BioWare seems to be aware of the problem, since it created a social-point system that offers players rewards for grouping with others. There are plenty of opportunities to party up for group quests or Flashpoints, Old Republic’s version of dungeons. Dialogue and decision-making serve an important role in these as well, and while your honorable Jedi won’t be penalized for grouping with a smuggler who shoots first, some players may prefer to group with people who share their philosophy rather than just equivalent level and gear.

BioWare has always loved exploring questions of morality and choice, which is why it’s disappointing that Old Republic’s light-side and dark-side system favors seeing the world in black and white. There are tangible rewards for being strongly aligned with either side, making it disadvantageous to walk a balanced path, or even make the occasional dip to pursue a preferred outcome.

Another disappointment is the character design. The Star Wars universe is packed with a huge variety of weird-looking aliens, and players will encounter many of them in the game. But you’re relegated to playing races that would be more at home in Star Trek: humans with weird skin tones or other minor distinguishing features.

Old Republic had a clean launch for an MMO, but it still has significant bugs. The graphics look great most of the time, but occasionally you’ll wind up talking to empty chairs, or watching NPCs addressing an invisible character, who then abruptly pops back into view. Companions can turn in the results of a gathering mission, but they still don’t actually appear beside you until you get back into the fray.
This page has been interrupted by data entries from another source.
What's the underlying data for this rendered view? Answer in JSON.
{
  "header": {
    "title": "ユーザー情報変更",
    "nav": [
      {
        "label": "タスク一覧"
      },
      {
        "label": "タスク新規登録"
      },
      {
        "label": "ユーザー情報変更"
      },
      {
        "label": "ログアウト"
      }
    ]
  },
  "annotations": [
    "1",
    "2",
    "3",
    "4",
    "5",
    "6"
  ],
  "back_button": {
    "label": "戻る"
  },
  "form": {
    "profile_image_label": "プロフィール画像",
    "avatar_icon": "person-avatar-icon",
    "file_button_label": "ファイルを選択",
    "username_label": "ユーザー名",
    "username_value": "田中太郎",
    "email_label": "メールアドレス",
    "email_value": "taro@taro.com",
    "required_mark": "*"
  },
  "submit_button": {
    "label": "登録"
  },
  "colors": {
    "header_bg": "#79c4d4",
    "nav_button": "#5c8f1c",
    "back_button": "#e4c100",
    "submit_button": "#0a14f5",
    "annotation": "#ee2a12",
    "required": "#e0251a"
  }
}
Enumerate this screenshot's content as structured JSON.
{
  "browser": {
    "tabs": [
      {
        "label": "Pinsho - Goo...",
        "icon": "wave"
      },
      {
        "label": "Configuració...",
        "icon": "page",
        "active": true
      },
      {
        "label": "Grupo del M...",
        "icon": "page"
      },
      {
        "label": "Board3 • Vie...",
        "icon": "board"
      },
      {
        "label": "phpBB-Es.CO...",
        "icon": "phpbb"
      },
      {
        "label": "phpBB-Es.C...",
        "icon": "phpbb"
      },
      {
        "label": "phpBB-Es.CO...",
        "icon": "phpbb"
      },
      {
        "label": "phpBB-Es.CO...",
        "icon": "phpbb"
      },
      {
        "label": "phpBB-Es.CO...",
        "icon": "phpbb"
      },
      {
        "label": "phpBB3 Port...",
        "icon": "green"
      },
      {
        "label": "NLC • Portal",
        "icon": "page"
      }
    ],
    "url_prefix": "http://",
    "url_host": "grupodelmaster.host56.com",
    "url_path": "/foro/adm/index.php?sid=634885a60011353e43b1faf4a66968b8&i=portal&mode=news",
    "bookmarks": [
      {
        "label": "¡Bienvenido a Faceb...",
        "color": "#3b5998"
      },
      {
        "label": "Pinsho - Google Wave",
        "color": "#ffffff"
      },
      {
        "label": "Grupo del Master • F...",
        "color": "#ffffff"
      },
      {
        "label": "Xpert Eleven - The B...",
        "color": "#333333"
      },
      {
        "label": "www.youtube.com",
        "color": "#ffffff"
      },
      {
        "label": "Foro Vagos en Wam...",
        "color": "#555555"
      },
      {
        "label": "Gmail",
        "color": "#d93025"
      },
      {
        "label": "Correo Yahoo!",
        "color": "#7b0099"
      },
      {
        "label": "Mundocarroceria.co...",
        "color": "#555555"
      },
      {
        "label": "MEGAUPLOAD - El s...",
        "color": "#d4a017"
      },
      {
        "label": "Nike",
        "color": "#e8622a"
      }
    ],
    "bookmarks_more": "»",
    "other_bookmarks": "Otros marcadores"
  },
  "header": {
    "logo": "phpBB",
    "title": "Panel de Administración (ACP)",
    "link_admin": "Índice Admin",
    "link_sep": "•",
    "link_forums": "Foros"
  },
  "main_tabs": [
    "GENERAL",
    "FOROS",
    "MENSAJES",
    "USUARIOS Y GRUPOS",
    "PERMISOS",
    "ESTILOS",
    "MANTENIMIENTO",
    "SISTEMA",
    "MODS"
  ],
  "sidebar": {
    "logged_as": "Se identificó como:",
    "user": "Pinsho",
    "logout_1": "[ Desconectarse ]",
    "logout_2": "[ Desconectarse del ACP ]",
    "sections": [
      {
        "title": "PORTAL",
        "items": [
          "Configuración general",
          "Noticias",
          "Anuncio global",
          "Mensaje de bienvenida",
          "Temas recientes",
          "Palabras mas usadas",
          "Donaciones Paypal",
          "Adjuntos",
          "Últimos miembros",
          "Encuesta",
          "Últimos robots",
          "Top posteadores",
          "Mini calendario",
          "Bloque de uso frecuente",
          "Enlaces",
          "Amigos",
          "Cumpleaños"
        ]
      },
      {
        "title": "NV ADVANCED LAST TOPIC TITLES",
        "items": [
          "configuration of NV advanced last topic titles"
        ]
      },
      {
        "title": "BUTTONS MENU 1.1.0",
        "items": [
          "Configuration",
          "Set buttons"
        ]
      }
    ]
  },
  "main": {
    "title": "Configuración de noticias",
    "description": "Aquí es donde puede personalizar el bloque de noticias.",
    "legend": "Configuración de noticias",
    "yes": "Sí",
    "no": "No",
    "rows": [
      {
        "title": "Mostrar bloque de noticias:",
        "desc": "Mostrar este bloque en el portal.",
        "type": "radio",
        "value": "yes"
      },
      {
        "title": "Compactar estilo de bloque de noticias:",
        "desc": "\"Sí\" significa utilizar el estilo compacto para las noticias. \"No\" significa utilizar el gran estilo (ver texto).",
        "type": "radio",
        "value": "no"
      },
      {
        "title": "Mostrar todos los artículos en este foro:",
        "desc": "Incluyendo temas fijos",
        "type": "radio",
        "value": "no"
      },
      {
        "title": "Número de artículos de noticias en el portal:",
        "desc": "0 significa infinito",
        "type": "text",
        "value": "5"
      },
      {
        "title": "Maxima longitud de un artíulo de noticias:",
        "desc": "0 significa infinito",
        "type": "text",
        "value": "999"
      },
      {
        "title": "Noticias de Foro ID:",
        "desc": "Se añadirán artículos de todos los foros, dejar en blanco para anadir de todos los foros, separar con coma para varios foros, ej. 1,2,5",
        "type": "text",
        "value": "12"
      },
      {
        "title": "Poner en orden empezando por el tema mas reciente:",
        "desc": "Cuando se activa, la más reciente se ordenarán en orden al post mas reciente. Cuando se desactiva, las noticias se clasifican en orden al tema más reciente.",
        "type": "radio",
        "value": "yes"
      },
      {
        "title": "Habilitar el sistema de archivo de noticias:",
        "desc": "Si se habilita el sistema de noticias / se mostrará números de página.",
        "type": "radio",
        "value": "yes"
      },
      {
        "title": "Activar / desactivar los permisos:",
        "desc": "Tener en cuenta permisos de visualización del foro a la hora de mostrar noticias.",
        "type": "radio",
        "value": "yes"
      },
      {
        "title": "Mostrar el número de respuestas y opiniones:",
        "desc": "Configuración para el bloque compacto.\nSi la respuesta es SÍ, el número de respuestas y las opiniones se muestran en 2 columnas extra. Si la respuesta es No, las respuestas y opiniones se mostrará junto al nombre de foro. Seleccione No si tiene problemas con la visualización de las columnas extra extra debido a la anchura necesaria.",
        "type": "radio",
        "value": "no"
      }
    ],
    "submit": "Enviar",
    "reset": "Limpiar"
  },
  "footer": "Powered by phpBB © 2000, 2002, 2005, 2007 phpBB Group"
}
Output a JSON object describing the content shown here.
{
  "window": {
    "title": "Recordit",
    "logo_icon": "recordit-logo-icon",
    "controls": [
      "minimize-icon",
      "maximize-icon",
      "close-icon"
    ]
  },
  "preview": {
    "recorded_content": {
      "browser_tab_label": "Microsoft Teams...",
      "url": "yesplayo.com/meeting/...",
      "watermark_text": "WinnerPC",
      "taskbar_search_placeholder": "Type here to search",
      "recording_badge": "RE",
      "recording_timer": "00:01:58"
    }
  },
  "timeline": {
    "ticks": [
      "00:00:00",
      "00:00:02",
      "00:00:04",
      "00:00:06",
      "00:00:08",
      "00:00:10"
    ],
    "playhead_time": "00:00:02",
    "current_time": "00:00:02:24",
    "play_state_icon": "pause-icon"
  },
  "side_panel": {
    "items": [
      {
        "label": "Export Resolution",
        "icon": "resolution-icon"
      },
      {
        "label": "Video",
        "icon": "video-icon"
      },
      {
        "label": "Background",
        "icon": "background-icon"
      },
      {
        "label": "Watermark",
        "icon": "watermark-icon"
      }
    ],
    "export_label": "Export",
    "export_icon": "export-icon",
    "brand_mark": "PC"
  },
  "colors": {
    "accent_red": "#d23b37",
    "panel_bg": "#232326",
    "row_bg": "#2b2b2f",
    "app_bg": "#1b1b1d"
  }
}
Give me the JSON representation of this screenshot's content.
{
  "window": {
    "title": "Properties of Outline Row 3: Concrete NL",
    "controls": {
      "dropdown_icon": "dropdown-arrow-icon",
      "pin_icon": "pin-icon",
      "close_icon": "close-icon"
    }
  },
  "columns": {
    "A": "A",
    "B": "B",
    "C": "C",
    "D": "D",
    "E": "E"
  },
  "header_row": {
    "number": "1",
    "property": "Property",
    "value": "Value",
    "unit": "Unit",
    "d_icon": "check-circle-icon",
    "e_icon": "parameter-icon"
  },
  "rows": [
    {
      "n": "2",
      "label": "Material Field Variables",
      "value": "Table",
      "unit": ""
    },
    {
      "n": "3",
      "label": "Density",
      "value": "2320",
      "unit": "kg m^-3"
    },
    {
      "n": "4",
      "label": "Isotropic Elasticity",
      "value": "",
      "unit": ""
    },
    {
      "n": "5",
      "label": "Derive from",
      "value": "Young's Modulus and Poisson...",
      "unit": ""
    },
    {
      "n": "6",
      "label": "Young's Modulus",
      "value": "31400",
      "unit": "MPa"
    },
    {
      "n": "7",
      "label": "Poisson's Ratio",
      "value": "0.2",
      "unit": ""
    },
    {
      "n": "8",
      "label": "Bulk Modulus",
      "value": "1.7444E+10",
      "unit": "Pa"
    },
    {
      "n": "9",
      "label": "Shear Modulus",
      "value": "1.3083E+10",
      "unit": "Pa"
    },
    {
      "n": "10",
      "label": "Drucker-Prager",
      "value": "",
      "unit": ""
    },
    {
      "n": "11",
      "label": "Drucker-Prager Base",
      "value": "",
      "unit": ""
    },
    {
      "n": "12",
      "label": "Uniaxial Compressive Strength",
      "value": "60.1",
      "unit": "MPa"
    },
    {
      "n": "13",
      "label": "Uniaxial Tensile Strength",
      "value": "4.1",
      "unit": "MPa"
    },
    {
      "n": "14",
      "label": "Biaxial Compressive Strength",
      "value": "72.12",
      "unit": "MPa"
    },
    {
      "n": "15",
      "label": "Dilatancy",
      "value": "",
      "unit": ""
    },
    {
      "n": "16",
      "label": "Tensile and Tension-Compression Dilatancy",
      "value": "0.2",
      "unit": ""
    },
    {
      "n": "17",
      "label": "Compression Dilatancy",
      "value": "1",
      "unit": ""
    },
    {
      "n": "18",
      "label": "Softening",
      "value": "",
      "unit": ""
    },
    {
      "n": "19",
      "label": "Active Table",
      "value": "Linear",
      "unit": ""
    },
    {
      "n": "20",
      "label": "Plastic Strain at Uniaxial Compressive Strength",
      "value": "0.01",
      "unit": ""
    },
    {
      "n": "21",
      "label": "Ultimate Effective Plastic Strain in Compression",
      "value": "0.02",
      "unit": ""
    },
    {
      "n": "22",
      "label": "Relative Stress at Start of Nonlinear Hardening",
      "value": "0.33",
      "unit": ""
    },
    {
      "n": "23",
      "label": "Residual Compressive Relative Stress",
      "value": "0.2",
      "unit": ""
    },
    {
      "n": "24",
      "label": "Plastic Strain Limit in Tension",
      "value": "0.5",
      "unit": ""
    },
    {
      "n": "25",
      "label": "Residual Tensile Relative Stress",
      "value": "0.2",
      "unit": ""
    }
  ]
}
Each class has its own deep storyline to follow all the way to a level cap. That element means leveling up alternate characters has far more value than just providing the chance to try a new class’ mechanics. But it also seems likely to create problems for BioWare moving forward. Blizzard has dominated the market by constantly adding new content to World Of Warcraft, but Old Republic is so story-driven that those regular updates could easily feel tacked-on. Old Republic already has an enthusiastic player base. The real test will be keeping players excited enough to keep their subscriptions going.